Business opportunities need to be developed throughout the country. Though infrastructural development has been good in many parts of the country, the people need to be empowered to make use of new facilities and opportunities.
As I was told a couple of years back, in the Wanni, by a representative of a Women’s Rural Development Society, they were grateful for the assistance to resume agricultural work, but they needed training in marketing. Little has been done, too, to ensure value addition for basic produce. Though 2013 was declared the year of Value Addition, the Minister told me ruefully that hardly anything had been done.
It would help if expertise were available locally for agriculture as well as the development of industries. While there is obvious need of better training in skills, this should go hand in hand with training for enterprise development. We also need to provide better sources of credit, in particular to women. It is also desirable to provide start up support for new enterprises, in particular those that will also contribute to nutritional support, given the recent rise in the percentage of those suffering from malnutrition.
Encouragement of Small and Medium Enterprises is essential in a modernising economy. As the recent Pathfinder Foundation suggestions had it, ‘The overall business environment should assist SMEs to improve their competitiveness and market access. The major internal challenges related to SMEs include their sub-standard technology, low productivity, inferior product quality, weak access to new markets, lack of financing and financial management and scarcity of skilled labour. Their expansion is also constrained by institutional bottlenecks, lengthy and onerous bureaucratic procedures, fragmented support schemes, and a heavy regulatory burden.’

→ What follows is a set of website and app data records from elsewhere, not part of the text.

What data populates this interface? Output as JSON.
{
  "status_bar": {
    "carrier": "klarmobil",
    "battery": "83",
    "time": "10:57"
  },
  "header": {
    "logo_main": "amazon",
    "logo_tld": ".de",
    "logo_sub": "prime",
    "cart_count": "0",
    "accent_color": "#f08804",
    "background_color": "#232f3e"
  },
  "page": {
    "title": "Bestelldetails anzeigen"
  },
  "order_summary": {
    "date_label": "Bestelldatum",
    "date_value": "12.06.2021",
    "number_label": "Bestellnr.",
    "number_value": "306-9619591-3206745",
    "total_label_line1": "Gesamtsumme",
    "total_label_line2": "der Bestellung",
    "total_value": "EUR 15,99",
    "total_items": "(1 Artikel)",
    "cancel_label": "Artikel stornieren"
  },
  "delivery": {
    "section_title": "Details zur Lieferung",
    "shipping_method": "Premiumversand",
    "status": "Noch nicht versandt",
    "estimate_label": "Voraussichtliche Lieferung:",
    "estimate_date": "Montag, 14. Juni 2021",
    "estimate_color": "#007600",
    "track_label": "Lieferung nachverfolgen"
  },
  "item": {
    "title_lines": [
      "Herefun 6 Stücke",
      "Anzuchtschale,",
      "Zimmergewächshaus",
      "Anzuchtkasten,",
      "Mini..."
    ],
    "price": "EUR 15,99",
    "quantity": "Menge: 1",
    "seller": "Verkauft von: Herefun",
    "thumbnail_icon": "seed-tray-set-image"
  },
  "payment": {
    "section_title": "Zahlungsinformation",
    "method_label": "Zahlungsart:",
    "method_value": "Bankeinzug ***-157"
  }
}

It is sad that government failed in 2010 to build on the goodwill that was widely available after the destruction of the Tigers in Sri Lanka. Efforts were made then to encourage investment, and I still remember the enthusiasm at the Forum in Jaffna in January 2010. But bureaucratic delays held sway, along with rent seeking, which was made easier by bureaucratic requirements and the multiplicity of authorities whose approval was required for enterprise development.
Most important perhaps we should develop a culture of initiative and enterprise. Over half a century ago, D S Senanayake pointed out that Industry in this country has yet to be developed. Today Government service is still regarded as offering the most attractive jobs. We speak of industrialization in Ceylon but we do not seem to realise that we require well-trained personnel to enable us to compete in the industrial sphere with other parts of the world. We also want agriculturists who could help this country to compete on equal terms with the rest of the world.

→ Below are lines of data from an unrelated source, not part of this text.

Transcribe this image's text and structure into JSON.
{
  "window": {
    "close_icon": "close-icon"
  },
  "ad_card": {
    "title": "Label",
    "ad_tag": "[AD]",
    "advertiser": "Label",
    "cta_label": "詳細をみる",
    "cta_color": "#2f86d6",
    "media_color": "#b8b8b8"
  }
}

We realise that 80 per cent of the people of the country, according to the estimate of the Special Committee on Education, must take to industry and agriculture. I feel therefore that any scheme of educational reform that takes no account of these factors tends to ignore the usefulness of our student population to the community in the future. We carry on with the same kind of education up to the age of sixteen.

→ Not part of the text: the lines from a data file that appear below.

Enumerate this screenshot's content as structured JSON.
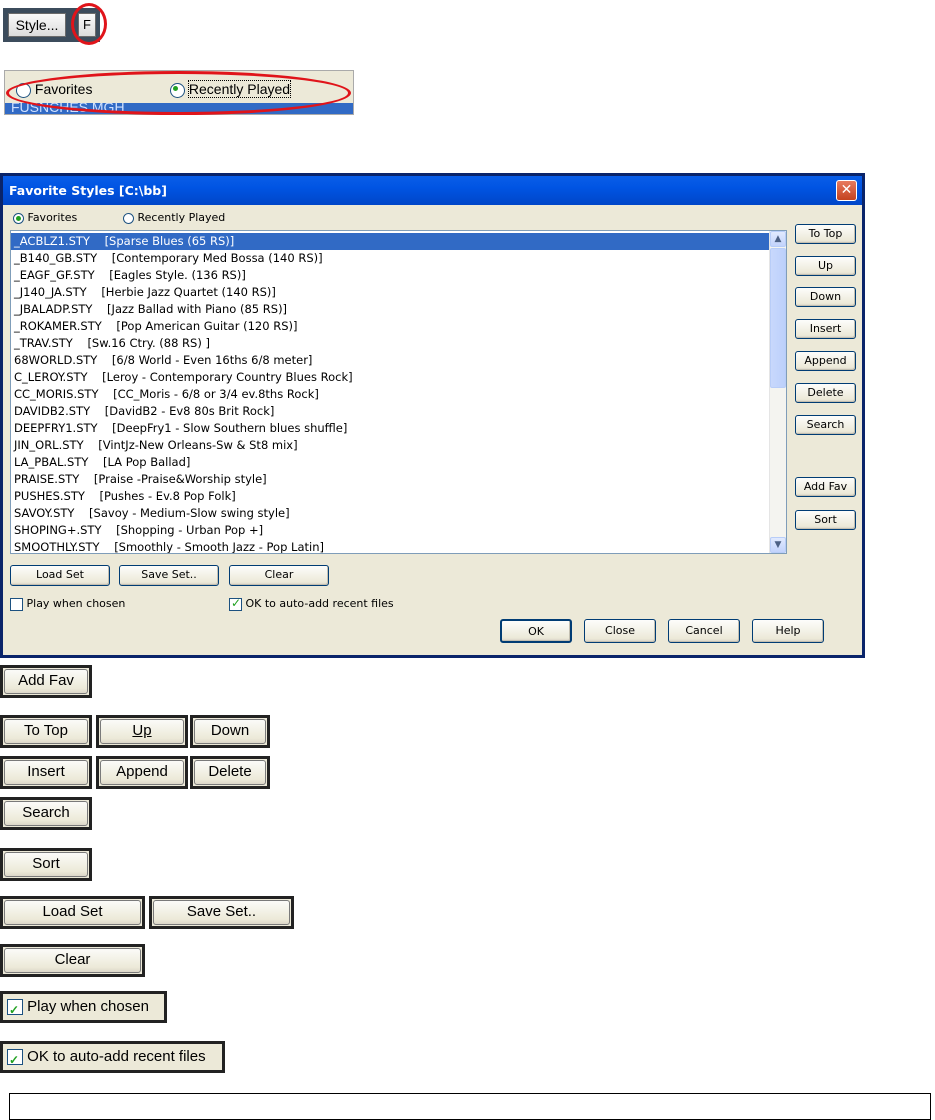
{
  "top": {
    "style_button": "Style...",
    "f_button": "F",
    "radio_favorites": "Favorites",
    "radio_recent": "Recently Played",
    "list_fragment": "FUSNCHES MGH"
  },
  "dialog": {
    "title": "Favorite Styles [C:\\bb]",
    "radio_favorites": "Favorites",
    "radio_recent": "Recently Played",
    "items": [
      "_ACBLZ1.STY    [Sparse Blues (65 RS)]",
      "_B140_GB.STY    [Contemporary Med Bossa (140 RS)]",
      "_EAGF_GF.STY    [Eagles Style. (136 RS)]",
      "_J140_JA.STY    [Herbie Jazz Quartet (140 RS)]",
      "_JBALADP.STY    [Jazz Ballad with Piano (85 RS)]",
      "_ROKAMER.STY    [Pop American Guitar (120 RS)]",
      "_TRAV.STY    [Sw.16 Ctry. (88 RS) ]",
      "68WORLD.STY    [6/8 World - Even 16ths 6/8 meter]",
      "C_LEROY.STY    [Leroy - Contemporary Country Blues Rock]",
      "CC_MORIS.STY    [CC_Moris - 6/8 or 3/4 ev.8ths Rock]",
      "DAVIDB2.STY    [DavidB2 - Ev8 80s Brit Rock]",
      "DEEPFRY1.STY    [DeepFry1 - Slow Southern blues shuffle]",
      "JIN_ORL.STY    [VintJz-New Orleans-Sw & St8 mix]",
      "LA_PBAL.STY    [LA Pop Ballad]",
      "PRAISE.STY    [Praise -Praise&Worship style]",
      "PUSHES.STY    [Pushes - Ev.8 Pop Folk]",
      "SAVOY.STY    [Savoy - Medium-Slow swing style]",
      "SHOPING+.STY    [Shopping - Urban Pop +]",
      "SMOOTHLY.STY    [Smoothly - Smooth Jazz - Pop Latin]"
    ],
    "side_buttons": [
      "To Top",
      "Up",
      "Down",
      "Insert",
      "Append",
      "Delete",
      "Search"
    ],
    "add_fav": "Add Fav",
    "sort": "Sort",
    "load_set": "Load Set",
    "save_set": "Save Set..",
    "clear": "Clear",
    "play_when_chosen": "Play when chosen",
    "ok_auto_add": "OK to auto-add recent files",
    "ok": "OK",
    "close": "Close",
    "cancel": "Cancel",
    "help": "Help"
  },
  "callouts": {
    "add_fav": "Add Fav",
    "to_top": "To Top",
    "up": "Up",
    "down": "Down",
    "insert": "Insert",
    "append": "Append",
    "delete": "Delete",
    "search": "Search",
    "sort": "Sort",
    "load_set": "Load Set",
    "save_set": "Save Set..",
    "clear": "Clear",
    "play_when_chosen": "Play when chosen",
    "ok_auto_add": "OK to auto-add recent files"
  },
  "colors": {
    "title_bar": "#0a246a",
    "selection": "#316ac5",
    "highlight_ring": "#e0141a"
  }
}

We must therefore adjust the education system to give greater weight to technical skills and enterprise and initiative while also developing support to agriculture and fisheries to maximize income levels. For this purpose we should
- Provide training and support for value addition within farming communities for value addition to produce.
- Improve storage freezer facilities and ensure marketable produce over longer time spans.
- Develop the dairy industry with provision for grazing grounds, and establish small and medium industries in this field whilst encouraging the consumption of fresh milk and reducing dependency of imported powdered milk.
- Appoint Agriculture Extension Officers to all Grama Niladhari Divisions involved in Agriculture.
- Support new techniques and training to increase the catch in a sustainable manner, and encourage local consumption while also providing better facilities for storage and export.
- Develop factories and small and medium enterprises with regard to value addition and exploration of new markets for the fishing industry.
With regard to enterprise development we should
- Simplify the very confused institutional structures that offer support and ensure that advice and support services are available on a Divisional basis, with Entrepreneurship Development Officers in each Division.
- Encourage the Woman and Children’s Units in every Division to develop cooperative ventures for women’s groups, in both traditional and non-traditional enterprises.
- Upgrade facilities for training in appropriate technology and finance and marketing, with encouragement for innovation and business expansion.
- Increase market access by strengthening links to domestic and international supply chains. This will also improve access to technology, knowledge and financing through links to larger enterprises.
- Strengthen the capacity of Regional Chapters of Commerce.